2 May 2010
There seems to be a trend in the United States for nonprofit organizations (here called 501(c) 3's), increasingly to be taxpayer- funded- via Federal, State and local governments, or so at least it seems to me.
A recently well-publicized example is the ACORN organization, which once it became entangled in scandal, we learned was largely being funded by our tax dollars.
And recently I had occasion to read a smattering of financial statements from various U.S. nonprofits, and I was surprised to see how many are now being primarily funded by governmental grants, blurring the erstwhile distinction between governmental and charitable activity.
One is reminded to of Bill Clinton's so-called "Volunteer Corps", where government-funded employees were euphemistically dubbed "volunteers", depriving that word of its traditional connotation as referring to an unpaid worker.
3 May 2010
"We have come to accept that the first call on our money is taxation"
If people were to see the cost of services they use and would otherwise have to pay, the majority might well donate their taxes more happily!
6 May 2010
"If people were to see the cost of services they use and would otherwise have to pay, the majority might well donate their taxes more happily!"
I can't begin to imagine the sort of confusion which begat that statement. ...Would otherwise have to pay?! Who pays the cost, then? That man behind the tree? Are services somehow made less expensive because they are funded involuntarily via taxation and administered by an army of bureacrats?
"There seems to be a trend in the United States for nonprofit organizations (here called 501(c) 3's), increasingly to be taxpayer- funded- via Federal, State and local governments, or so at least it seems to me. "
Oh, we've had that sort of thing going on over here for some time: a couple of years ago the Charities Commision published a survey showing that over half of all charities with incomes over half a million pounds per annum are engaged in delivering public services --- with a third of these getting very significant portions of their income from government (if memory serves). For some of the very big charities, the figures were even worse --- I believe Oxfam receives something like a third of its income from the British government, and Barnardos something like three quarters.

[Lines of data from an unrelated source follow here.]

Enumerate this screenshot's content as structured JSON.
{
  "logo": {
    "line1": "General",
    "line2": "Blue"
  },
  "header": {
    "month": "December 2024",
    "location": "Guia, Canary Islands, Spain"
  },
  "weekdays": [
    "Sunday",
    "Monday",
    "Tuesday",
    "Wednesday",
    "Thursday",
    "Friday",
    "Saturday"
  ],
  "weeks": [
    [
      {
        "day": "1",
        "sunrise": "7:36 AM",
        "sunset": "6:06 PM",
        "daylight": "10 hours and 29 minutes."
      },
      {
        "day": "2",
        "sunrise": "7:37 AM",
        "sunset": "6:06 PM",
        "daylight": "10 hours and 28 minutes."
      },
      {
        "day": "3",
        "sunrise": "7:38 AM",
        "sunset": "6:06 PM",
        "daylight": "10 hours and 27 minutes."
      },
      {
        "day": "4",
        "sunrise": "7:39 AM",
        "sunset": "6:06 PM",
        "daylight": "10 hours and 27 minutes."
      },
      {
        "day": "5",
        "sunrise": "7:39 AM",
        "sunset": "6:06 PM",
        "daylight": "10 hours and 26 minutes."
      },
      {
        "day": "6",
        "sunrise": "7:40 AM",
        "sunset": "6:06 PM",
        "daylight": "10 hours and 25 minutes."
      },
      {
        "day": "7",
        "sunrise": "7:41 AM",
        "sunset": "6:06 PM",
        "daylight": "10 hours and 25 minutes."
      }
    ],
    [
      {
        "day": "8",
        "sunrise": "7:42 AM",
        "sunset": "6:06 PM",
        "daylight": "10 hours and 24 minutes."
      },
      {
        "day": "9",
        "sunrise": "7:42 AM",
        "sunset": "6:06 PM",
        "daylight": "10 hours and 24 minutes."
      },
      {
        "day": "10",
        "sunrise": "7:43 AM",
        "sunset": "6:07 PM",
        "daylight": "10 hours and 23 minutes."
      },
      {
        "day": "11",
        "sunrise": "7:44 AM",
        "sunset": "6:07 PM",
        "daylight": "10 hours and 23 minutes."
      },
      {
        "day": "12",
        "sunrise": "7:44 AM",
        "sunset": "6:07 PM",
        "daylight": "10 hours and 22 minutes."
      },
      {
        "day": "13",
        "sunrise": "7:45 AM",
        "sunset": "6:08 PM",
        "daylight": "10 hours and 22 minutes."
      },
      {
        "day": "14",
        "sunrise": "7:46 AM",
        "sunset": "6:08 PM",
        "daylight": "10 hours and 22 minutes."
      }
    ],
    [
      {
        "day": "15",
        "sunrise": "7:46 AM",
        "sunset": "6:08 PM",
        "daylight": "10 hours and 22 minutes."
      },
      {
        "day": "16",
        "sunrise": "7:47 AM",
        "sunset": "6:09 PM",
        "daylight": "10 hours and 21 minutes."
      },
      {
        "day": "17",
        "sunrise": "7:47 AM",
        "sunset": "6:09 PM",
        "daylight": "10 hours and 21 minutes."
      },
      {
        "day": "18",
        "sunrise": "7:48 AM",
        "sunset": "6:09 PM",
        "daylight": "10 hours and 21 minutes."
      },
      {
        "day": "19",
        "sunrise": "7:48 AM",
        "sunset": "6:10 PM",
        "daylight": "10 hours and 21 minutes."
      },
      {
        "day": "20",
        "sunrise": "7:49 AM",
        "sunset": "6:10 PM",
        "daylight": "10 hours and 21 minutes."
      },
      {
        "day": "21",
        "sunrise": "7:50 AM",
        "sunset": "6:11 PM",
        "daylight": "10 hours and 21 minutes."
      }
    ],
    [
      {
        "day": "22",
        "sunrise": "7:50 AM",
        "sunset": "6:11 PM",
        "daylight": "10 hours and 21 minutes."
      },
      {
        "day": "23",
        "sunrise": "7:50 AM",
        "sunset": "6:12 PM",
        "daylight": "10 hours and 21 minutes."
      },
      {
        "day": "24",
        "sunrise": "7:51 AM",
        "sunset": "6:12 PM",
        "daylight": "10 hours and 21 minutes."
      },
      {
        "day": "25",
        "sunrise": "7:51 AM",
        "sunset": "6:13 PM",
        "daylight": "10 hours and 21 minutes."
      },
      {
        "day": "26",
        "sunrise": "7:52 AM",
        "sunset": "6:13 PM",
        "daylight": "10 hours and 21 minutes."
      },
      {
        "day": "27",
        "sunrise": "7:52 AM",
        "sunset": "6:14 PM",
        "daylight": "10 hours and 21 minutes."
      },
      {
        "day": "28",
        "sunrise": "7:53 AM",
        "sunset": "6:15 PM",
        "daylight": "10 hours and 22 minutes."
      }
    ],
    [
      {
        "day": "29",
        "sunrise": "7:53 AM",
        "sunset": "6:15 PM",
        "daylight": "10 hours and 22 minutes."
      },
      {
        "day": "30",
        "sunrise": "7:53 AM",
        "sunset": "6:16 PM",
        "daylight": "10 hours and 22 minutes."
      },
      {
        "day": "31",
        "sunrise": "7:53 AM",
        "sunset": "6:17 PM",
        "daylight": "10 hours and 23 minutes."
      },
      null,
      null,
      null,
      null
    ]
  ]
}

And who wants our provably corrupt government using tax revenue to fund (and thus influence) charities which still masquerade as being private?
7 May 2010
Paul, if only we had an edit function. I realised my poor wording the second I had posted.
What I had intended to say was this: since everybody complains about their taxes, should everybody (not just your typical Spectator reader) receive an invoice for those services as they used them, it might help remind people that they live in a material word where services and objects like traffic lights cost a lot of money, they also don't appear "behind the tree".
Are services somehow made less expensive because they are funded involuntarily via taxation and administered by an army of bureacrats?
Us disgusting collectivised Brits seem to pay half as much as the Americans. I'm not sure how you explain that (other than all those yachts in Miami and the fact we're all dying of cancer). I guess private sector also have costs too, like marketing, administration, bureaucracy, wages, materials, equipment, profit, regulation?
7 May 2010
Did it again - we spend on average half as much on healthcare per person.
11 Jan 2012
Mr. Dalrymple quotes of the political recoment at the time: "He permitted cheap credit, thus encouraging the asset inflation..."
I am struck by this comment - in America, interest rates and therefore the availability of credit are controlled by the Federal Reserve, an organization very specifically beyond the controll of political candidates. In America, it would be at least marginally unfair to accuse any politician to an elected office of "allowing" (or disallowing) access to credit.
Are things different in England? Do you not have an independant central bank? What exactly is meant by an elected official "allowing cheap credit?"